When I was released from prison, to begin with I almost missed having a guard breathing down my neck
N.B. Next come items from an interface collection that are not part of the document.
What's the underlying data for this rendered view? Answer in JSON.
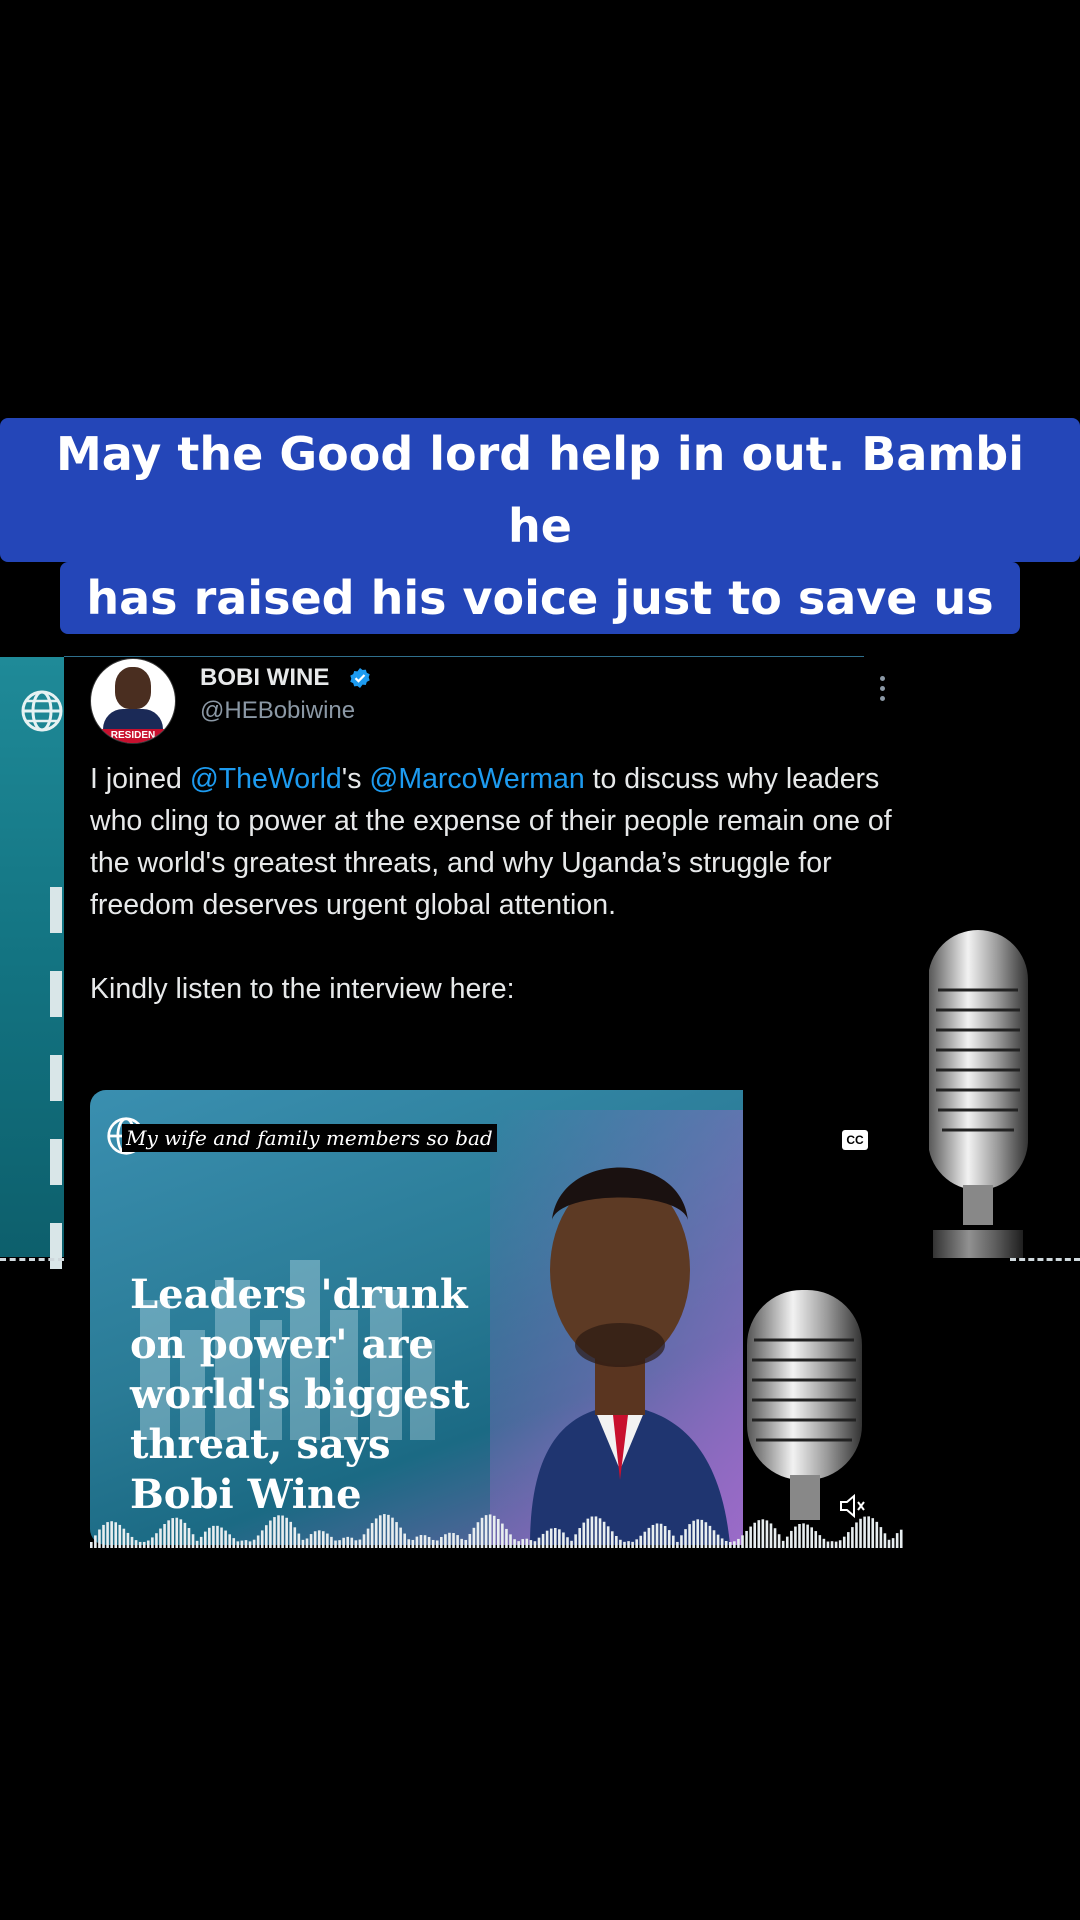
{
  "caption": {
    "line1": "May the Good lord help in out. Bambi he",
    "line2": "has raised his voice just to save us"
  },
  "tweet": {
    "name": "BOBI WINE",
    "handle": "@HEBobiwine",
    "avatar_band": "RESIDEN",
    "text_parts": {
      "p1_a": "I joined ",
      "mention1": "@TheWorld",
      "p1_b": "'s ",
      "mention2": "@MarcoWerman",
      "p1_c": " to discuss why leaders who cling to power at the expense of their people remain one of the world's greatest threats, and why Uganda’s struggle for freedom deserves urgent global attention.",
      "p2": "Kindly listen to the interview here:"
    }
  },
  "media": {
    "subtitle": "My wife and family members so bad",
    "headline_lines": [
      "Leaders 'drunk",
      "on power' are",
      "world's biggest",
      "threat, says",
      "Bobi Wine"
    ],
    "cc_label": "CC"
  },
  "colors": {
    "caption_bg": "#2446b8",
    "mention": "#1d9bf0",
    "verified": "#1d9bf0"
  },
  "icons": [
    "globe-icon",
    "verified-badge-icon",
    "more-options-icon",
    "microphone-icon",
    "mute-icon",
    "cc-icon"
  ]
}
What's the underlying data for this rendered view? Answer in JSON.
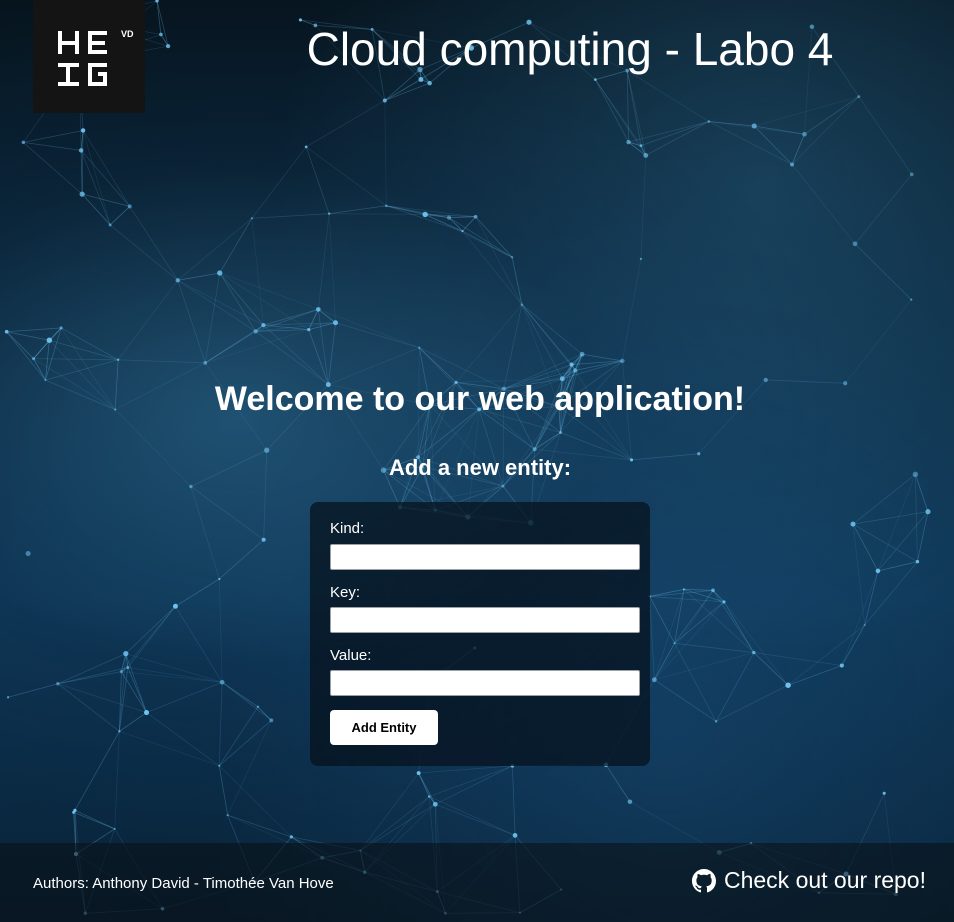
{
  "header": {
    "logo_text": "HEIG-VD",
    "title": "Cloud computing - Labo 4"
  },
  "main": {
    "welcome": "Welcome to our web application!",
    "form_heading": "Add a new entity:",
    "form": {
      "kind_label": "Kind:",
      "kind_value": "",
      "key_label": "Key:",
      "key_value": "",
      "value_label": "Value:",
      "value_value": "",
      "submit_label": "Add Entity"
    }
  },
  "footer": {
    "authors": "Authors: Anthony David - Timothée Van Hove",
    "repo_link": "Check out our repo!",
    "repo_icon": "github-icon"
  },
  "colors": {
    "background": "#0b2a40",
    "node": "#6fc3f0",
    "logo_bg": "#141414"
  }
}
Ludmila Váchalová, née Hrdličková, was born on 18 August 1936 into a Roman Catholic family in Volyně in the Šumava Mountains. Her eleven-years-older brother Jaroslav Hrdlička (*1925) attempted to illegally cross the borders, but he was arrested and sent to prison in 1950. While there he co-founded a group called West-Svatopluk, which documented the day-to-day operations of the penal labour camp Svatopluk in Horní Slavkov and also printed anti-Communist leaflets. From the beginning of 1954 Ludmila Váchalová helped her brother pass the information he gleaned on into the West. She also participated in so-called balloon events, when leaflets were sent using a hot-air balloon. On 2 December 1954 she was arrested, and on 9 September 1955 she was sentenced to six years of prison. She served time in four different female prisons - she spent nine months in solitary confinement in Vykmanov near Jáchymov, she was later taken to Cheb, and then to Želiezovce in Slovakia and finally to Pardubice. In the spring of 1960, six months before completing her six-year sentence, she was released by an amnesty. Upon returning home she found employment at the Czechoslovak State Railways, where she remained until her retirement. In 1963 she married, she later gave birth to a daughter. Ludmila Váchalová is divorced and lives in Stráž near Tachov.